::: Provided data :::

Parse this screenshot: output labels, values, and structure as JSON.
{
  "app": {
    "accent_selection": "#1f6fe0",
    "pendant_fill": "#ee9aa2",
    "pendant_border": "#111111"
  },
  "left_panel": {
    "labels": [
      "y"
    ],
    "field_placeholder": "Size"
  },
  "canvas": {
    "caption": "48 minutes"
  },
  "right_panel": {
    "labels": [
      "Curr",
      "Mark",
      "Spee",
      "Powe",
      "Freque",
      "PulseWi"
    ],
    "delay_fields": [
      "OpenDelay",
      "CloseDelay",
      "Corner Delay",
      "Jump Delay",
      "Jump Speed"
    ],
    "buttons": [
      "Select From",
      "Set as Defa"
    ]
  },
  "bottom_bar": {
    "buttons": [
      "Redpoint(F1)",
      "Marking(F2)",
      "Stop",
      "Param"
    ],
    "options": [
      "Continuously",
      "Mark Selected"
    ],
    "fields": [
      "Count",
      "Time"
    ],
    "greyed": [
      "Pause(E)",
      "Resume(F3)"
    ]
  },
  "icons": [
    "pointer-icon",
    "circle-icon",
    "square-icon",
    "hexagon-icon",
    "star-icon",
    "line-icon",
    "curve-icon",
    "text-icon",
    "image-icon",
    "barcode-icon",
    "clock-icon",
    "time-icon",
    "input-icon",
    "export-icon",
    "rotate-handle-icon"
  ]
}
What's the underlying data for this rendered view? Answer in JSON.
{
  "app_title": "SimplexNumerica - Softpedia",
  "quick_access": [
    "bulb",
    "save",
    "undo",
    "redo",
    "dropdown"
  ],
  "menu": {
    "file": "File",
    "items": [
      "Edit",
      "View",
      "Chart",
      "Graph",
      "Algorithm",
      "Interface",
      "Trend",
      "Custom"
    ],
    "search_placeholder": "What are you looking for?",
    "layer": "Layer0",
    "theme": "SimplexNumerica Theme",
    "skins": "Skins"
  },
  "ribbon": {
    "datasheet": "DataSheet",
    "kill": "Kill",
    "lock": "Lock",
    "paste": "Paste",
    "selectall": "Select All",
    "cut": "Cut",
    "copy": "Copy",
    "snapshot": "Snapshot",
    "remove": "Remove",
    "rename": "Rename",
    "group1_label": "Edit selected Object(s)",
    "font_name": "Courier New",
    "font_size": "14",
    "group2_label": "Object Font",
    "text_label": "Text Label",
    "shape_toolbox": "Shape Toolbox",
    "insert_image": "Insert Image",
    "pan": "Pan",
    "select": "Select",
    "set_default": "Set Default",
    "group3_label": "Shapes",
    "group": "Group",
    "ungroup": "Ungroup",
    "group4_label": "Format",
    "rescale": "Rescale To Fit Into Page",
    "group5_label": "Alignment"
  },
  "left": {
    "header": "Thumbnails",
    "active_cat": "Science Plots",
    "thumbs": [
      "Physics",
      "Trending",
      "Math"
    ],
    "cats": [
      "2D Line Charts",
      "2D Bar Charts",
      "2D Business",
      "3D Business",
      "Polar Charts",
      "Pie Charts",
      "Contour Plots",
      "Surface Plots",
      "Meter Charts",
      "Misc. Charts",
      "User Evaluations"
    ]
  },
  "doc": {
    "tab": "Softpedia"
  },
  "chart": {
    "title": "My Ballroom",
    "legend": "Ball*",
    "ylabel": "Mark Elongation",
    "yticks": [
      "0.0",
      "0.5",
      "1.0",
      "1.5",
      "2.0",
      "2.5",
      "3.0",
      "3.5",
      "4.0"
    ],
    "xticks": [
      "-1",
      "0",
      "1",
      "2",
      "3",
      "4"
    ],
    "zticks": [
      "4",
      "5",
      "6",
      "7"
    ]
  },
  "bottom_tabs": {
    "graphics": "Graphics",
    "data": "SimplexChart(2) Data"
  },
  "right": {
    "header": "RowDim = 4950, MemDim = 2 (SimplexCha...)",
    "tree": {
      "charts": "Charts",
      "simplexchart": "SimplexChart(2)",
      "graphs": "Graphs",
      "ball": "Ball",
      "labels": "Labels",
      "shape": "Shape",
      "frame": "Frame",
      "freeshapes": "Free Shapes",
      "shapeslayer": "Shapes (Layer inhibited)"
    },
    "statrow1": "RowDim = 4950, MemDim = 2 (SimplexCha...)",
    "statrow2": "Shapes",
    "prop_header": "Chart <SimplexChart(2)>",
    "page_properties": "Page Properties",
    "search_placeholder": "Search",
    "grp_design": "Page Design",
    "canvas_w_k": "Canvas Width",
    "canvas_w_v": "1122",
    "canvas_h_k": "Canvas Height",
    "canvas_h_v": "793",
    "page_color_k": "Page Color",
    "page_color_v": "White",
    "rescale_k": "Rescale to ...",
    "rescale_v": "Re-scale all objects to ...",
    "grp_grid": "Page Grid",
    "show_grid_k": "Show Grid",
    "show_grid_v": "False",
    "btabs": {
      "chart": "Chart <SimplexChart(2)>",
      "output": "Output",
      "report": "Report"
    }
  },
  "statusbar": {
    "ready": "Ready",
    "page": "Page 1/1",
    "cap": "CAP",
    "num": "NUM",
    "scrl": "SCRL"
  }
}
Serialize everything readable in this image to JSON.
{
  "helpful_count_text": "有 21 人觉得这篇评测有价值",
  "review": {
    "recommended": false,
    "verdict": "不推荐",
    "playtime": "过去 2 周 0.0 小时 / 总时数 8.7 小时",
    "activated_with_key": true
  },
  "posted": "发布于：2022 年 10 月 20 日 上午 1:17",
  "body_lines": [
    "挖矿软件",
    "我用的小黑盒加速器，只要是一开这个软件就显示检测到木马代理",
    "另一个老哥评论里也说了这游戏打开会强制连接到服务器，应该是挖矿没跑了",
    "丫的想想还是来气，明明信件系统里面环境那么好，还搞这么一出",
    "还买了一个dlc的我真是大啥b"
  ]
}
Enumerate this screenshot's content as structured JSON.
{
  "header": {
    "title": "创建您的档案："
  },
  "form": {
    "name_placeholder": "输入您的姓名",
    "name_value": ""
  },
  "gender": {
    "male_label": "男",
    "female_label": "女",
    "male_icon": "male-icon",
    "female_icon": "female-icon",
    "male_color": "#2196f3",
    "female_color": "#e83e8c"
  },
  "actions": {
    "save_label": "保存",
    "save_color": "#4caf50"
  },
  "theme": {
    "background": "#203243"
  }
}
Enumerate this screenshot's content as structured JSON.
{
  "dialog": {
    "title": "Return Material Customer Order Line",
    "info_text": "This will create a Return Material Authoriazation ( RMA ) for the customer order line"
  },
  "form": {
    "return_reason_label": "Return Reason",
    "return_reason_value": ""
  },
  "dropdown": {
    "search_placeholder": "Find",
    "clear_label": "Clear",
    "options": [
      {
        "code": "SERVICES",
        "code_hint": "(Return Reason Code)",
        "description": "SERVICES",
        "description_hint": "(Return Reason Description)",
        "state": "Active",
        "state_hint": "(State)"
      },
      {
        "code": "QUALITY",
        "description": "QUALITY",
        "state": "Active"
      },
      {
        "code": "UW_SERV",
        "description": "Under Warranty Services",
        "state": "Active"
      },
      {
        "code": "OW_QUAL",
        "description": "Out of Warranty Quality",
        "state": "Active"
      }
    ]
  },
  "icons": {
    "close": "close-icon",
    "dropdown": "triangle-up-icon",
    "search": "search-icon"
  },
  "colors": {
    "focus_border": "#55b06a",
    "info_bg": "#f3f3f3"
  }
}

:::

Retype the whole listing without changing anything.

**Written solution**:
Parse this screenshot: output labels, values, and structure as JSON.
{
  "app": {
    "accent_selection": "#1f6fe0",
    "pendant_fill": "#ee9aa2",
    "pendant_border": "#111111"
  },
  "left_panel": {
    "labels": [
      "y"
    ],
    "field_placeholder": "Size"
  },
  "canvas": {
    "caption": "48 minutes"
  },
  "right_panel": {
    "labels": [
      "Curr",
      "Mark",
      "Spee",
      "Powe",
      "Freque",
      "PulseWi"
    ],
    "delay_fields": [
      "OpenDelay",
      "CloseDelay",
      "Corner Delay",
      "Jump Delay",
      "Jump Speed"
    ],
    "buttons": [
      "Select From",
      "Set as Defa"
    ]
  },
  "bottom_bar": {
    "buttons": [
      "Redpoint(F1)",
      "Marking(F2)",
      "Stop",
      "Param"
    ],
    "options": [
      "Continuously",
      "Mark Selected"
    ],
    "fields": [
      "Count",
      "Time"
    ],
    "greyed": [
      "Pause(E)",
      "Resume(F3)"
    ]
  },
  "icons": [
    "pointer-icon",
    "circle-icon",
    "square-icon",
    "hexagon-icon",
    "star-icon",
    "line-icon",
    "curve-icon",
    "text-icon",
    "image-icon",
    "barcode-icon",
    "clock-icon",
    "time-icon",
    "input-icon",
    "export-icon",
    "rotate-handle-icon"
  ]
}
What's the underlying data for this rendered view? Answer in JSON.
{
  "app_title": "SimplexNumerica - Softpedia",
  "quick_access": [
    "bulb",
    "save",
    "undo",
    "redo",
    "dropdown"
  ],
  "menu": {
    "file": "File",
    "items": [
      "Edit",
      "View",
      "Chart",
      "Graph",
      "Algorithm",
      "Interface",
      "Trend",
      "Custom"
    ],
    "search_placeholder": "What are you looking for?",
    "layer": "Layer0",
    "theme": "SimplexNumerica Theme",
    "skins": "Skins"
  },
  "ribbon": {
    "datasheet": "DataSheet",
    "kill": "Kill",
    "lock": "Lock",
    "paste": "Paste",
    "selectall": "Select All",
    "cut": "Cut",
    "copy": "Copy",
    "snapshot": "Snapshot",
    "remove": "Remove",
    "rename": "Rename",
    "group1_label": "Edit selected Object(s)",
    "font_name": "Courier New",
    "font_size": "14",
    "group2_label": "Object Font",
    "text_label": "Text Label",
    "shape_toolbox": "Shape Toolbox",
    "insert_image": "Insert Image",
    "pan": "Pan",
    "select": "Select",
    "set_default": "Set Default",
    "group3_label": "Shapes",
    "group": "Group",
    "ungroup": "Ungroup",
    "group4_label": "Format",
    "rescale": "Rescale To Fit Into Page",
    "group5_label": "Alignment"
  },
  "left": {
    "header": "Thumbnails",
    "active_cat": "Science Plots",
    "thumbs": [
      "Physics",
      "Trending",
      "Math"
    ],
    "cats": [
      "2D Line Charts",
      "2D Bar Charts",
      "2D Business",
      "3D Business",
      "Polar Charts",
      "Pie Charts",
      "Contour Plots",
      "Surface Plots",
      "Meter Charts",
      "Misc. Charts",
      "User Evaluations"
    ]
  },
  "doc": {
    "tab": "Softpedia"
  },
  "chart": {
    "title": "My Ballroom",
    "legend": "Ball*",
    "ylabel": "Mark Elongation",
    "yticks": [
      "0.0",
      "0.5",
      "1.0",
      "1.5",
      "2.0",
      "2.5",
      "3.0",
      "3.5",
      "4.0"
    ],
    "xticks": [
      "-1",
      "0",
      "1",
      "2",
      "3",
      "4"
    ],
    "zticks": [
      "4",
      "5",
      "6",
      "7"
    ]
  },
  "bottom_tabs": {
    "graphics": "Graphics",
    "data": "SimplexChart(2) Data"
  },
  "right": {
    "header": "RowDim = 4950, MemDim = 2 (SimplexCha...)",
    "tree": {
      "charts": "Charts",
      "simplexchart": "SimplexChart(2)",
      "graphs": "Graphs",
      "ball": "Ball",
      "labels": "Labels",
      "shape": "Shape",
      "frame": "Frame",
      "freeshapes": "Free Shapes",
      "shapeslayer": "Shapes (Layer inhibited)"
    },
    "statrow1": "RowDim = 4950, MemDim = 2 (SimplexCha...)",
    "statrow2": "Shapes",
    "prop_header": "Chart <SimplexChart(2)>",
    "page_properties": "Page Properties",
    "search_placeholder": "Search",
    "grp_design": "Page Design",
    "canvas_w_k": "Canvas Width",
    "canvas_w_v": "1122",
    "canvas_h_k": "Canvas Height",
    "canvas_h_v": "793",
    "page_color_k": "Page Color",
    "page_color_v": "White",
    "rescale_k": "Rescale to ...",
    "rescale_v": "Re-scale all objects to ...",
    "grp_grid": "Page Grid",
    "show_grid_k": "Show Grid",
    "show_grid_v": "False",
    "btabs": {
      "chart": "Chart <SimplexChart(2)>",
      "output": "Output",
      "report": "Report"
    }
  },
  "statusbar": {
    "ready": "Ready",
    "page": "Page 1/1",
    "cap": "CAP",
    "num": "NUM",
    "scrl": "SCRL"
  }
}
Serialize everything readable in this image to JSON.
{
  "helpful_count_text": "有 21 人觉得这篇评测有价值",
  "review": {
    "recommended": false,
    "verdict": "不推荐",
    "playtime": "过去 2 周 0.0 小时 / 总时数 8.7 小时",
    "activated_with_key": true
  },
  "posted": "发布于：2022 年 10 月 20 日 上午 1:17",
  "body_lines": [
    "挖矿软件",
    "我用的小黑盒加速器，只要是一开这个软件就显示检测到木马代理",
    "另一个老哥评论里也说了这游戏打开会强制连接到服务器，应该是挖矿没跑了",
    "丫的想想还是来气，明明信件系统里面环境那么好，还搞这么一出",
    "还买了一个dlc的我真是大啥b"
  ]
}
Enumerate this screenshot's content as structured JSON.
{
  "header": {
    "title": "创建您的档案："
  },
  "form": {
    "name_placeholder": "输入您的姓名",
    "name_value": ""
  },
  "gender": {
    "male_label": "男",
    "female_label": "女",
    "male_icon": "male-icon",
    "female_icon": "female-icon",
    "male_color": "#2196f3",
    "female_color": "#e83e8c"
  },
  "actions": {
    "save_label": "保存",
    "save_color": "#4caf50"
  },
  "theme": {
    "background": "#203243"
  }
}
Enumerate this screenshot's content as structured JSON.
{
  "dialog": {
    "title": "Return Material Customer Order Line",
    "info_text": "This will create a Return Material Authoriazation ( RMA ) for the customer order line"
  },
  "form": {
    "return_reason_label": "Return Reason",
    "return_reason_value": ""
  },
  "dropdown": {
    "search_placeholder": "Find",
    "clear_label": "Clear",
    "options": [
      {
        "code": "SERVICES",
        "code_hint": "(Return Reason Code)",
        "description": "SERVICES",
        "description_hint": "(Return Reason Description)",
        "state": "Active",
        "state_hint": "(State)"
      },
      {
        "code": "QUALITY",
        "description": "QUALITY",
        "state": "Active"
      },
      {
        "code": "UW_SERV",
        "description": "Under Warranty Services",
        "state": "Active"
      },
      {
        "code": "OW_QUAL",
        "description": "Out of Warranty Quality",
        "state": "Active"
      }
    ]
  },
  "icons": {
    "close": "close-icon",
    "dropdown": "triangle-up-icon",
    "search": "search-icon"
  },
  "colors": {
    "focus_border": "#55b06a",
    "info_bg": "#f3f3f3"
  }
}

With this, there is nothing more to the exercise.